        To apply the instances you open up the level - select unlit if you need to see. Apply the new instance.
        You then return to the worldcomp level, load only that one level and paint. Load the adjacent level after save/unload and paint.

        You need to make sure that the same layer has the same texture since the painting can otherwise be problematic when you load multiple levels. Regardless of that, it works. And obviously it works best when you import paint layers done in a 3rd party application.
        Last edited by MostHost LA; 10-21-2020, 02:13 PM.


          MostHost LA Even with all of those instructions, it doesn't explan how is the border created.

          Assumnig you're not saying the border is the tile border, since it will then be square.


            What border exactly?
            between the 2 tiles? You use the same material as I explained..

            tiles are square, and so are any maps, so I'm not really sure what to make of that.


              Notice the red line I drew - it is the border between the snow areaa and the forest area.
              How do you make that? It's obviously not square.

              Also, you keep using the concept "tile" but it's not an Epic concept, so I'm sort of guessing what you mean here.
              Can you define it so we can be sure we're talking about the same thing?

              Successfully attached the image this time.

              Click image for larger version

Name:	ss.jpg
Views:	57
Size:	356.4 KB
ID:	1824548
              Last edited by matan19; 10-21-2020, 03:32 PM.


                Each landscape in a world composition level is a tile. It behaves like a tile and hooks up like a tile - provided the size is correct.
                together they form the whole (world).

                The regions in any game, not just fortnite, don't usually have a "solid" border.
                They transition gradually.

                You can achieve this as explained above with a variable layer material.

                you manually paint the specific landscape to have the snow layer with whatever transition you like and finally merge it to the same material used within the other tiles/maps so that it is in fact seamless.


                  MostHost LA I just wanna say that instead of explaining everythnig you did, you could of just said "hand paint".

                  I believe I commented about it previously but I'll do it again in cae I didn't:

                  So one can't actually paint the borders, ,you actually need to paint the entire landscape. That is, if we take the fortnite example, the best thing you can do
                  is clear the entire map with the "light forest", paint all the "dark forest" areas, then paint all the "snow areas", and then paint all the "desert areas".
                  Then go in and manually adjust the the borders in a more thoroughly manner.

                  While I know this is an option, it just seems like a lot of manual work, specially on really big maps.
                  Do you believe that is what big companies actually do?


                    I think you entirely miss the point.

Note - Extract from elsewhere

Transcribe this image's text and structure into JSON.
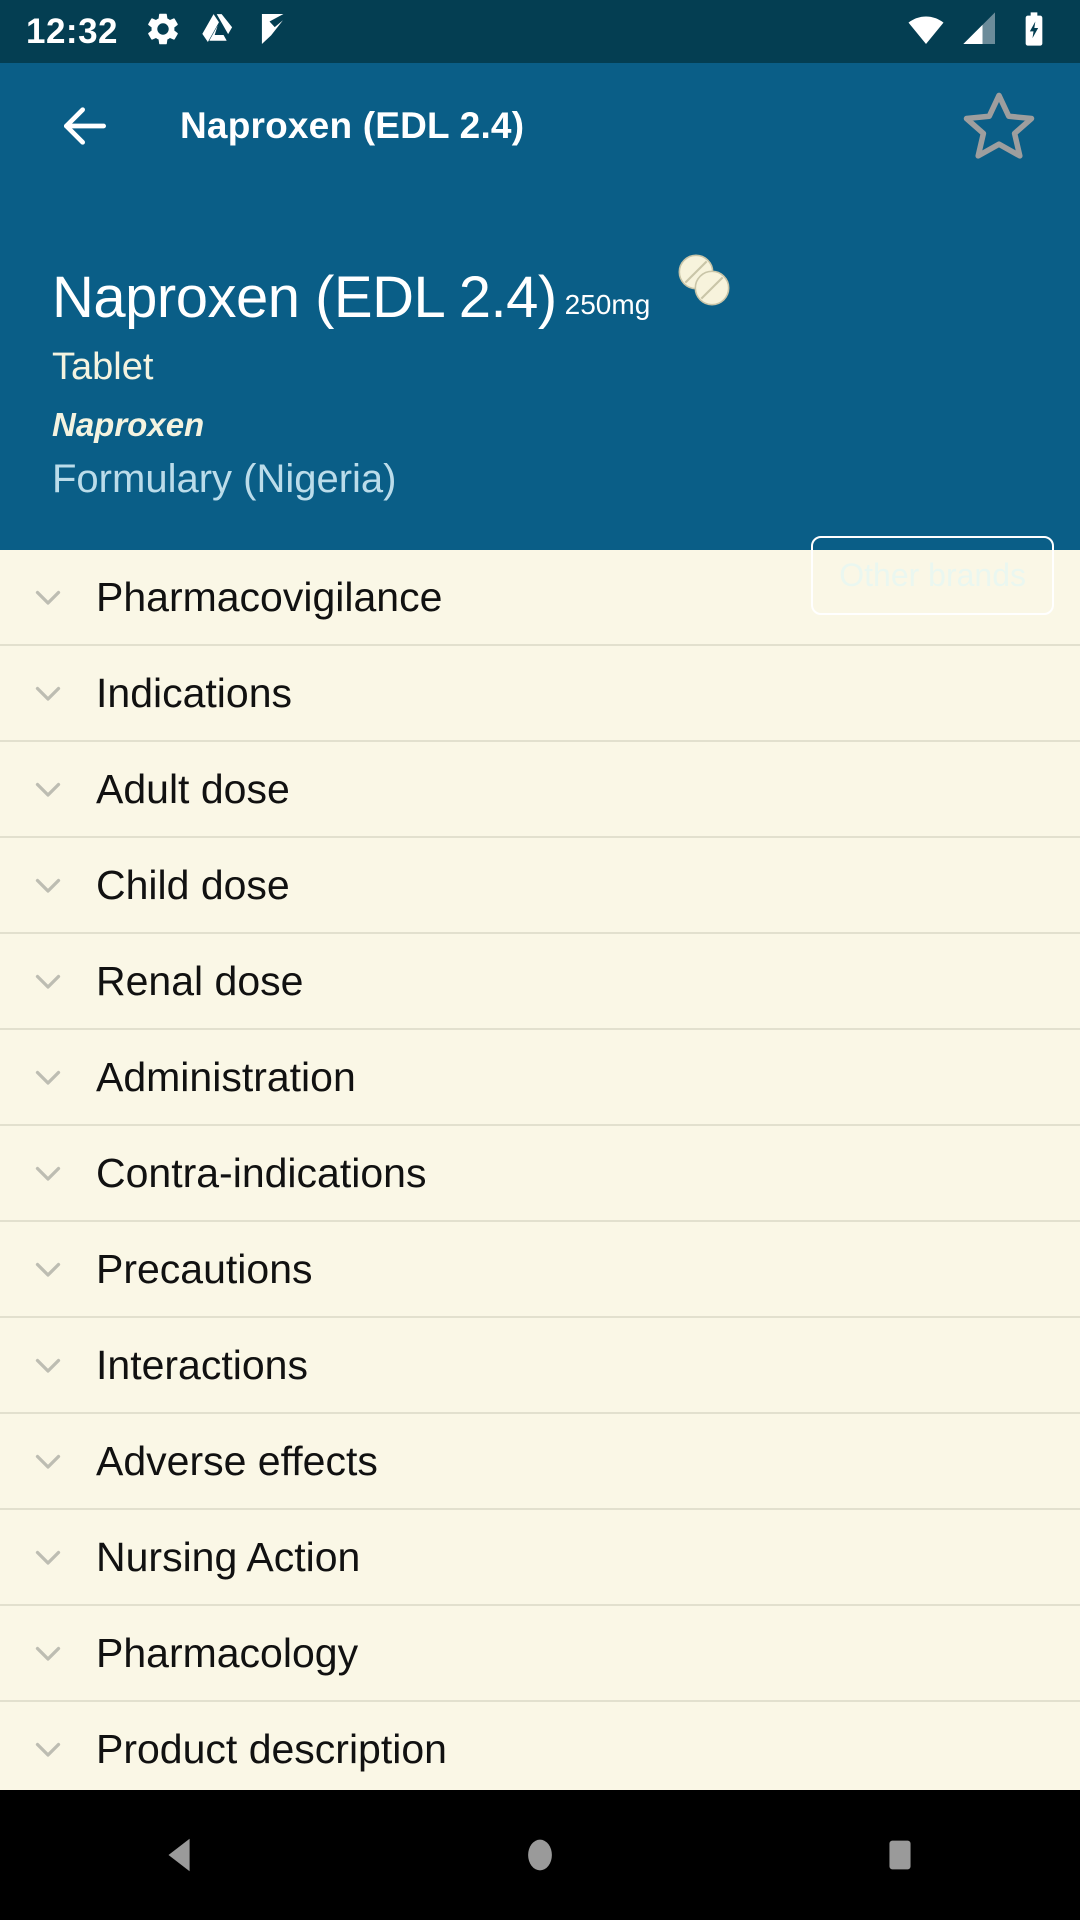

                    IF the flat png used for the "Grass" layer is called for, but you are in the snow biome, are you going to display the Grass layer? No.... your grass layer becomes the snow. You can therefore swap (or rather than swap use the png on a different layer) grass textures with snow textures.

                    Now, when you work outside the engine and produce the masks, you just need to keep in mind HOW you blend it.

                    Very commonly, one layer is exactly the same across all tiles and is used for blending, while the others are instanced separately (by changing the images in the material along with other parameters your master landscape material allows for).

                    Personally, I use QGis to produce the base layers on which to improve upon.

                    If you have world machine, I'm sure it can also produce the "famous" splat maps that people often wonder about in formums.

                    If you use blender you can paint an auto material and bake out the different layers at the appropriate resolution. Mind you that this isn't the same as Qgis accuracy or World Machine, but as a starting point it's rather effective.